Work to be completed -
Take every record and write it out again exactly, with no images included.

─── Source data

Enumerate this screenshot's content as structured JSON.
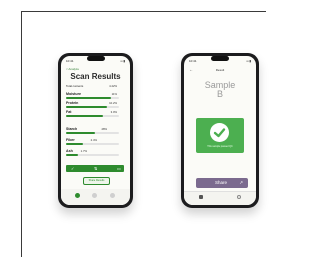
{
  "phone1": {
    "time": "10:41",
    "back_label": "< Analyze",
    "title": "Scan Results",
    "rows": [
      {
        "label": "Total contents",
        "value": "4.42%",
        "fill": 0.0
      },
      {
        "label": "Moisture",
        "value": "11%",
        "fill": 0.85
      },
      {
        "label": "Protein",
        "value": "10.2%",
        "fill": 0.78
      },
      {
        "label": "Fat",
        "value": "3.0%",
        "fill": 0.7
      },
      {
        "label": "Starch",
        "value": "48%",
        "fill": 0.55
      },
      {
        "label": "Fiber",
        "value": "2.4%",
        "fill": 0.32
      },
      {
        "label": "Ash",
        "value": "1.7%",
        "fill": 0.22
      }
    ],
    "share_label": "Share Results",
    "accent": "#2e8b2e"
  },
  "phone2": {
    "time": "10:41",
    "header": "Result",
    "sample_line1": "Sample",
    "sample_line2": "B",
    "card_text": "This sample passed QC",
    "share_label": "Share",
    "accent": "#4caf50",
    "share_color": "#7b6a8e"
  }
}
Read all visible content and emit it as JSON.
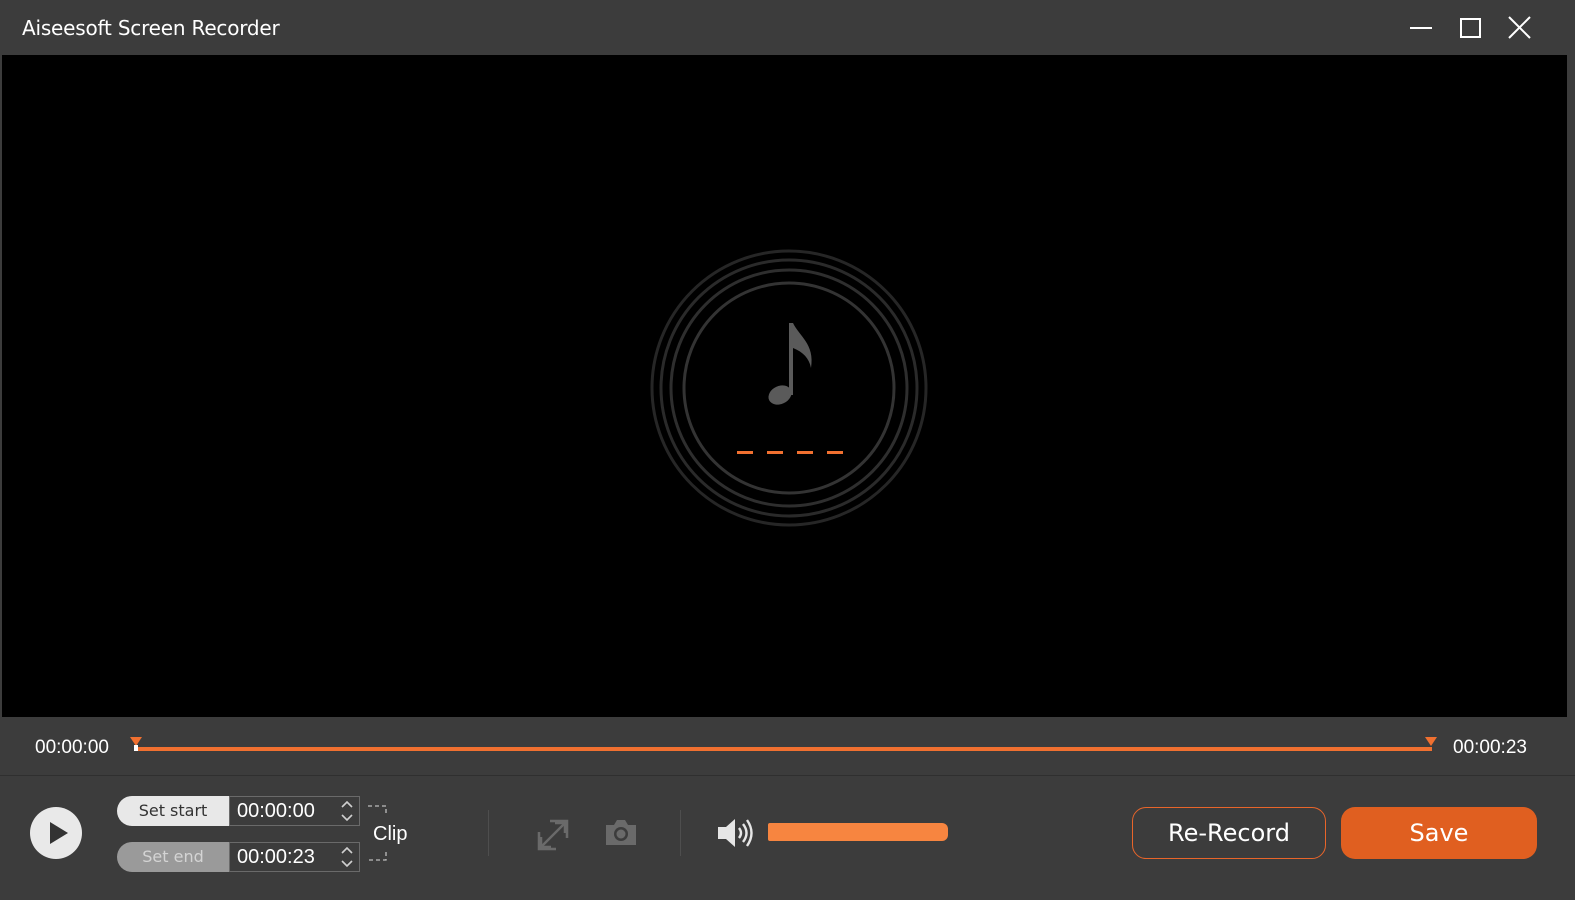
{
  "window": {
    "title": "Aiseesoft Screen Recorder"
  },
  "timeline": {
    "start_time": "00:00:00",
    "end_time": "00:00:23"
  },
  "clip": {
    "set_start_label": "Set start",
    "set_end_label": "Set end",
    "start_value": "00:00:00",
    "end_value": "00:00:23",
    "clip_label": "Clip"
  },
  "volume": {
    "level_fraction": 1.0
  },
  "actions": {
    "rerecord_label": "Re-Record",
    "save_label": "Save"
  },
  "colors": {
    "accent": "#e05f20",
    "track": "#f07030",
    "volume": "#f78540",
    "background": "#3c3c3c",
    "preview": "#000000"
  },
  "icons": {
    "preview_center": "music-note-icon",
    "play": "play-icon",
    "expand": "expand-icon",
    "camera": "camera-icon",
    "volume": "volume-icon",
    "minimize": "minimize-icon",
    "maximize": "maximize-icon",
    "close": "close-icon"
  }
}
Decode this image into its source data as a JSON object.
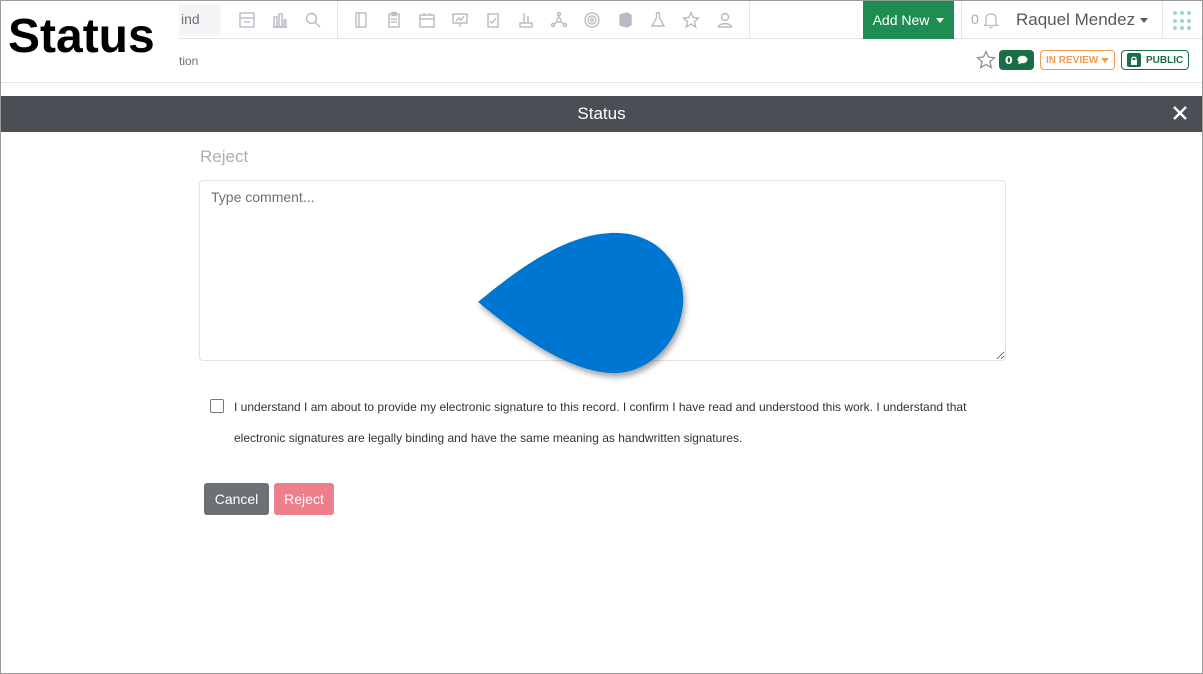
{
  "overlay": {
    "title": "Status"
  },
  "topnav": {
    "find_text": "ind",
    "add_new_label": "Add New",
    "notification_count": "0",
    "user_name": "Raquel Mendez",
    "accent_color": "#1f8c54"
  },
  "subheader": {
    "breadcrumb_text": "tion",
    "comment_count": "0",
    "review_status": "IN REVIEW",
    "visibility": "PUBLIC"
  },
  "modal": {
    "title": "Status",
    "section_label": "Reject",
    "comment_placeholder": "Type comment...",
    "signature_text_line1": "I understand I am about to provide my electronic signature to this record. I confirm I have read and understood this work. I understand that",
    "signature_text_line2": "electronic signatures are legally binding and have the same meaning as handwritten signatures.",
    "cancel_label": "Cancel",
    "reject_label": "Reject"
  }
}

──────

Task solution -
Enumerate this screenshot's content as structured JSON.
{
  "phone1": {
    "time": "10:41",
    "back_label": "< Analyze",
    "title": "Scan Results",
    "rows": [
      {
        "label": "Total contents",
        "value": "4.42%",
        "fill": 0.0
      },
      {
        "label": "Moisture",
        "value": "11%",
        "fill": 0.85
      },
      {
        "label": "Protein",
        "value": "10.2%",
        "fill": 0.78
      },
      {
        "label": "Fat",
        "value": "3.0%",
        "fill": 0.7
      },
      {
        "label": "Starch",
        "value": "48%",
        "fill": 0.55
      },
      {
        "label": "Fiber",
        "value": "2.4%",
        "fill": 0.32
      },
      {
        "label": "Ash",
        "value": "1.7%",
        "fill": 0.22
      }
    ],
    "share_label": "Share Results",
    "accent": "#2e8b2e"
  },
  "phone2": {
    "time": "10:41",
    "header": "Result",
    "sample_line1": "Sample",
    "sample_line2": "B",
    "card_text": "This sample passed QC",
    "share_label": "Share",
    "accent": "#4caf50",
    "share_color": "#7b6a8e"
  }
}
Read all visible content and emit it as JSON.
{
  "window": {
    "title": "Aiseesoft Screen Recorder"
  },
  "timeline": {
    "start_time": "00:00:00",
    "end_time": "00:00:23"
  },
  "clip": {
    "set_start_label": "Set start",
    "set_end_label": "Set end",
    "start_value": "00:00:00",
    "end_value": "00:00:23",
    "clip_label": "Clip"
  },
  "volume": {
    "level_fraction": 1.0
  },
  "actions": {
    "rerecord_label": "Re-Record",
    "save_label": "Save"
  },
  "colors": {
    "accent": "#e05f20",
    "track": "#f07030",
    "volume": "#f78540",
    "background": "#3c3c3c",
    "preview": "#000000"
  },
  "icons": {
    "preview_center": "music-note-icon",
    "play": "play-icon",
    "expand": "expand-icon",
    "camera": "camera-icon",
    "volume": "volume-icon",
    "minimize": "minimize-icon",
    "maximize": "maximize-icon",
    "close": "close-icon"
  }
}
Decode this image into its source data as a JSON object.
{
  "overlay": {
    "title": "Status"
  },
  "topnav": {
    "find_text": "ind",
    "add_new_label": "Add New",
    "notification_count": "0",
    "user_name": "Raquel Mendez",
    "accent_color": "#1f8c54"
  },
  "subheader": {
    "breadcrumb_text": "tion",
    "comment_count": "0",
    "review_status": "IN REVIEW",
    "visibility": "PUBLIC"
  },
  "modal": {
    "title": "Status",
    "section_label": "Reject",
    "comment_placeholder": "Type comment...",
    "signature_text_line1": "I understand I am about to provide my electronic signature to this record. I confirm I have read and understood this work. I understand that",
    "signature_text_line2": "electronic signatures are legally binding and have the same meaning as handwritten signatures.",
    "cancel_label": "Cancel",
    "reject_label": "Reject"
  }
}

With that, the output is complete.